REQUIRED ACTION:
Collect every line below that contains the word "Type".

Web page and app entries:

----

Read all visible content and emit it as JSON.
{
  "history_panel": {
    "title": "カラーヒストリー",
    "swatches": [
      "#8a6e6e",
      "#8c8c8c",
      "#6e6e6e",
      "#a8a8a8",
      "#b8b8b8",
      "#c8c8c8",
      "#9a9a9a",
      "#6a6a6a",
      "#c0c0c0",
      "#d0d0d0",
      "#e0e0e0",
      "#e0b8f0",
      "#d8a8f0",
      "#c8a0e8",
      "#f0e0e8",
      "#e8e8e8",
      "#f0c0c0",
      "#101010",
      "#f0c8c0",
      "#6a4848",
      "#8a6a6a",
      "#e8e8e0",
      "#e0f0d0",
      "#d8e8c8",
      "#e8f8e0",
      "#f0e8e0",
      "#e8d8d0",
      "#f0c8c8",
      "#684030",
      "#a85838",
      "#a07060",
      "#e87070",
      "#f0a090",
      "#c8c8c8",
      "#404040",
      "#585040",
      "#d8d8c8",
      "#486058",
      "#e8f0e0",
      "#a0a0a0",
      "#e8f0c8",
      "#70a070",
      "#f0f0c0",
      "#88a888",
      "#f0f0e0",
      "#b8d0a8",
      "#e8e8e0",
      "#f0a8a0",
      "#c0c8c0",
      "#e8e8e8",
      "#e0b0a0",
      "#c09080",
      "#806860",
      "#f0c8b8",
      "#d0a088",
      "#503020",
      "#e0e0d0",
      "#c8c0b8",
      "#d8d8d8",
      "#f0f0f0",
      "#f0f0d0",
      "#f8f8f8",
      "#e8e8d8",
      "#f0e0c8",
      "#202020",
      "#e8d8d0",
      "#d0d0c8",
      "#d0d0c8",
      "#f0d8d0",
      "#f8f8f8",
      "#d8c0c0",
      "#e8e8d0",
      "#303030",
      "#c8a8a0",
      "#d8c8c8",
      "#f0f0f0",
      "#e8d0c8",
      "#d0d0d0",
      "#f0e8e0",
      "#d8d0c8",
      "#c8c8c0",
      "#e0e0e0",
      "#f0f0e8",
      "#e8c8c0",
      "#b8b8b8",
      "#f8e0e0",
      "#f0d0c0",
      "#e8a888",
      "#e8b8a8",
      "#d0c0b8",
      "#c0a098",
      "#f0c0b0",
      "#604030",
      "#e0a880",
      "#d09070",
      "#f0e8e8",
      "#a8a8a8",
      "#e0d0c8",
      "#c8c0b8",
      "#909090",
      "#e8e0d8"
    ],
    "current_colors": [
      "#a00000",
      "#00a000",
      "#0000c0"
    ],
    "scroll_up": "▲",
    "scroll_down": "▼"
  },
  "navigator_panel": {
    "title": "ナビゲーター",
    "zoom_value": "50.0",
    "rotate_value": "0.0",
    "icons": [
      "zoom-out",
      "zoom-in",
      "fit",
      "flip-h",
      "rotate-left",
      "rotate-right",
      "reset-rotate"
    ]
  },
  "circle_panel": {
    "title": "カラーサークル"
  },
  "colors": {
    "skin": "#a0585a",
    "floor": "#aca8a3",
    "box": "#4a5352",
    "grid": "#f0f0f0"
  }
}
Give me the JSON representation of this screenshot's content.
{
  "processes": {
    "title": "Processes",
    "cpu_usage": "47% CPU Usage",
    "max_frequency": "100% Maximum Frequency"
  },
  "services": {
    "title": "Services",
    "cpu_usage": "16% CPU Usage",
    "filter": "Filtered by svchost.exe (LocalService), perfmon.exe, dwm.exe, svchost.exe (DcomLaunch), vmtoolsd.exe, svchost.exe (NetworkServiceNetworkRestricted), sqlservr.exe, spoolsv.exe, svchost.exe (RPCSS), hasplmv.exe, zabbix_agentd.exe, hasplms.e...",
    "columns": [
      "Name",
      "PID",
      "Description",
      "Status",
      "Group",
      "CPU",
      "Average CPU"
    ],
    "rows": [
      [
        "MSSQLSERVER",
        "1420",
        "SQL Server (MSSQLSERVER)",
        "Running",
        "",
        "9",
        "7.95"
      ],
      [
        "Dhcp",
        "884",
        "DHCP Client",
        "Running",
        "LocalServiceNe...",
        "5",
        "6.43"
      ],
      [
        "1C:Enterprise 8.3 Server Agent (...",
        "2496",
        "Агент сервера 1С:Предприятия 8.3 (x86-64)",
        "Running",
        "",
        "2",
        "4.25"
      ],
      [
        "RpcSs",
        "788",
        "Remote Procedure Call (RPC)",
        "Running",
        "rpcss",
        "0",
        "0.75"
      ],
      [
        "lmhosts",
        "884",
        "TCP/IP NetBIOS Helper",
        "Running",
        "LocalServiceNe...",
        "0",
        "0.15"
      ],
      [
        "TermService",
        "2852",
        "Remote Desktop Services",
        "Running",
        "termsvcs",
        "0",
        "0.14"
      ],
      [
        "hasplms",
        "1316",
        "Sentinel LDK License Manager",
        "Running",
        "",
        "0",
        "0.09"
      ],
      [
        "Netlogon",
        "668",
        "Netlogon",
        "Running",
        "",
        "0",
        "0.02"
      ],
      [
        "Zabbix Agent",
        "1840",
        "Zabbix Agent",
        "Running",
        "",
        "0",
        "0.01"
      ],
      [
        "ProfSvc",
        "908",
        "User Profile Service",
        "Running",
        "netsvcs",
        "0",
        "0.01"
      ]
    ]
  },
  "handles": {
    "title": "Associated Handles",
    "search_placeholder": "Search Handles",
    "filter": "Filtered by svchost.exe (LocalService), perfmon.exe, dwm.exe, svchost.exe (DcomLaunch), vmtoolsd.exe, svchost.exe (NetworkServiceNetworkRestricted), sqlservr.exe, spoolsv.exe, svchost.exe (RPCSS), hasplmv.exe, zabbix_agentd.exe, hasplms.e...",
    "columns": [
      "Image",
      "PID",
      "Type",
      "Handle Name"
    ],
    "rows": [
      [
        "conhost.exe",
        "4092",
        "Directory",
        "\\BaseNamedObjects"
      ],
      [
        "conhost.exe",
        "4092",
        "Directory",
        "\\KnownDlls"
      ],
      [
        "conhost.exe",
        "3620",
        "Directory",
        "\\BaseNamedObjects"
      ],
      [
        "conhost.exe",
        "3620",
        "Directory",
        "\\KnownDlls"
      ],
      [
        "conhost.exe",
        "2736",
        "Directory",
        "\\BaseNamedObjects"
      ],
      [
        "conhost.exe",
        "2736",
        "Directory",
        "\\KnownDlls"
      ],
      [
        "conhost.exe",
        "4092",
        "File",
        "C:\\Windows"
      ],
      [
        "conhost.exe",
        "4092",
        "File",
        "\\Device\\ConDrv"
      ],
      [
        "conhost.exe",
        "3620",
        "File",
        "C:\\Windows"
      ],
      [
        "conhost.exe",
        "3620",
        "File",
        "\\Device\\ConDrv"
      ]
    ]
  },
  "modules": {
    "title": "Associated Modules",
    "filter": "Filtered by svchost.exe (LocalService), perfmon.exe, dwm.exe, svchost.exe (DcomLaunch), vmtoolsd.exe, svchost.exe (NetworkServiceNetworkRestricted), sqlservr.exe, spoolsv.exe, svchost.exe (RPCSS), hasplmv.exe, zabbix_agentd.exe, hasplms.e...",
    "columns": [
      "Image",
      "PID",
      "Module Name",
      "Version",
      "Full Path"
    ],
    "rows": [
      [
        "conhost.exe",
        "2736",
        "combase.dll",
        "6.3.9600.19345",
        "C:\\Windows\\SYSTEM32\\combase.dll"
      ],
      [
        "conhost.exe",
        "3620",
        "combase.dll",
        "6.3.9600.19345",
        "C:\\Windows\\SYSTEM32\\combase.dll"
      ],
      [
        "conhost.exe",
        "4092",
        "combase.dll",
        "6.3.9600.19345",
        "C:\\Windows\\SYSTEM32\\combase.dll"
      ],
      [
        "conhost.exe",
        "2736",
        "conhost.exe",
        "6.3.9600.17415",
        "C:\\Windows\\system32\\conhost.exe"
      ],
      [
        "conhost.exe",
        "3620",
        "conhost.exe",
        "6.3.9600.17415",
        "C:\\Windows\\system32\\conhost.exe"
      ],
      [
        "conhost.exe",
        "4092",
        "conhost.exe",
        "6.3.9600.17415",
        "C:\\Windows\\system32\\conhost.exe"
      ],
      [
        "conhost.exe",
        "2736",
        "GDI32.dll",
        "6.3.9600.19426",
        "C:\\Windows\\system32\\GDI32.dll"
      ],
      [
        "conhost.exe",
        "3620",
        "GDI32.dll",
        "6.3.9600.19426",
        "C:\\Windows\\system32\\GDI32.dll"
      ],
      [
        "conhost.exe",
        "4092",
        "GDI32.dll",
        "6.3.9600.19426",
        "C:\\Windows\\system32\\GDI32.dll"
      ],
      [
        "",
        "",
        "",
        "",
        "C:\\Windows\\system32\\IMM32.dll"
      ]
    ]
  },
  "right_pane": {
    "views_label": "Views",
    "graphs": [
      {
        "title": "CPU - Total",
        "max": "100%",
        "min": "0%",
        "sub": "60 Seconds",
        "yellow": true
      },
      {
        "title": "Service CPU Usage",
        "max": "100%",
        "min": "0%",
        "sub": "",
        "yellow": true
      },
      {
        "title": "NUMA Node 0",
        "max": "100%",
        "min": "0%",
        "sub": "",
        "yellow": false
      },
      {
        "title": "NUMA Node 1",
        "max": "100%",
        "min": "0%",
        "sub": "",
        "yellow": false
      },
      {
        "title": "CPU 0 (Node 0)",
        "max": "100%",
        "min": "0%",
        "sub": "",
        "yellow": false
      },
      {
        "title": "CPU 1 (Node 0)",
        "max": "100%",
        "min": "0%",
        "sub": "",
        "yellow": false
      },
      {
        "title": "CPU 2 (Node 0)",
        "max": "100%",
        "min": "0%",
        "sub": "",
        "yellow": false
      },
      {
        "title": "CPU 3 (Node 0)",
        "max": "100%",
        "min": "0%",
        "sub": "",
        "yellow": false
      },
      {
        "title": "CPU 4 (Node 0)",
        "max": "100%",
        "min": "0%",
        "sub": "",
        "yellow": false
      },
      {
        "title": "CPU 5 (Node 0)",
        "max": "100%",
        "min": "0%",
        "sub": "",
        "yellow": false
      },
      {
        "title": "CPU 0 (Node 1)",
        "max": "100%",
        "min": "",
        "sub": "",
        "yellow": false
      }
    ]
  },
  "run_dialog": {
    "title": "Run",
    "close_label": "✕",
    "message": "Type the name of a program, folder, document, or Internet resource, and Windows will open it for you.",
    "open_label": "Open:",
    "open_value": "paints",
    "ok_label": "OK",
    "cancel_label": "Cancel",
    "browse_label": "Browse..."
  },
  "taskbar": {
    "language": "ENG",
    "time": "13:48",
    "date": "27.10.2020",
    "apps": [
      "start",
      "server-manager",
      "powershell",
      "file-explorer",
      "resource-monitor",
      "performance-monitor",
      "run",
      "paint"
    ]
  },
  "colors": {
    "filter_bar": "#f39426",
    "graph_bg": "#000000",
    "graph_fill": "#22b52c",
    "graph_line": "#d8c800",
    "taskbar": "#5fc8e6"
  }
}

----

ANSWER SPACE:
      "Type",
    "message": "Type the name of a program, folder, document, or Internet resource, and Windows will open it for you.",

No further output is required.